Bored Tiddlyrockers 1881, Arctic

COLLECTORS INFORMATION
Original Only

lost test text SMALLpng
THE COMPLETE TWISTORY

During our research into the Crystal Tipped Unicone and the Arctic regions Lost Impossimals we came across the old crew roster for the Vigilant, Charles Burroughs charted ship for his 1880-82 expedition to the Arctic Circle. Included in the list is the name Joseph Fincher underlined in red ink with the year 1881 written beside it, a practice normally used when a crew member has gone missing whereabouts unknown. Unusual because Charles does not mention this in his diaries, even more unusual because the disembarkation and paymaster records at the Maritime Institute in Bristol show that when the Vigilant returned Joseph Fincher was onboard. Two other names Milton Bradley and George S Parker are also highlighted, this time with a small red tick.

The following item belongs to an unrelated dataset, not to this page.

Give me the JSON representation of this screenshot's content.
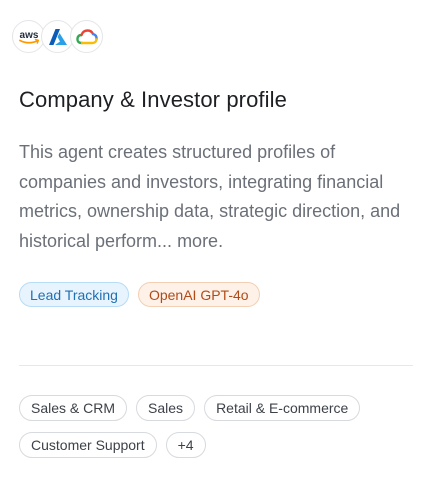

We could find no link between the three men until we found a torn note behind the cover of one of Charles diaries. It’s difficult to make out most of it but what we have deciphered is this.

“…approached. We watched from a distance, they had managed to combat the long days and nights in the region by creating amusement and simple games from a selection of curious shaped objects. They slide along gracefully on curved legs and dine on spongy wrapped rolls full of what looked like our ice cream. These ‘Arctic Rolls’ as we have dubbed them will form part of the collection when we return; if we can we will also manage to bring some of the curious objects along too.  -  JF.”

It’s not much but we think there was a secret expedition that Charles didn’t write about as we have discovered that all the three men are linked. We believe that all three men bought back with them several objects which were split accordingly, we also believe that Charles was involved but why and what he wished to gain we don’t yet know. Milton Bradley was in the game industry, he had already successfully released The Game of Life in 1860 so if he had heard rumours of the Tiddlyrockers that would have been his reason to jump at the chance to join Charles. George S Parker was a young cabin boy on the expedition, upon his return he immediately and unexpectedly created his own board game, a year later in 1883 he had his own gaming business Parker Brothers. But the lynchpin is Joseph Fincher, he lay dormant for a number of years until 1888 when he filed a patent for Tiddlywinks, one of the games now identified in the Bored Tiddlyrockers painting.

We have a pattern emerging, these groups of people are not here by chance and the more we dig into the files we are uncovering more groups of linked individuals all tied inexplicably to several other Lost Impossimals.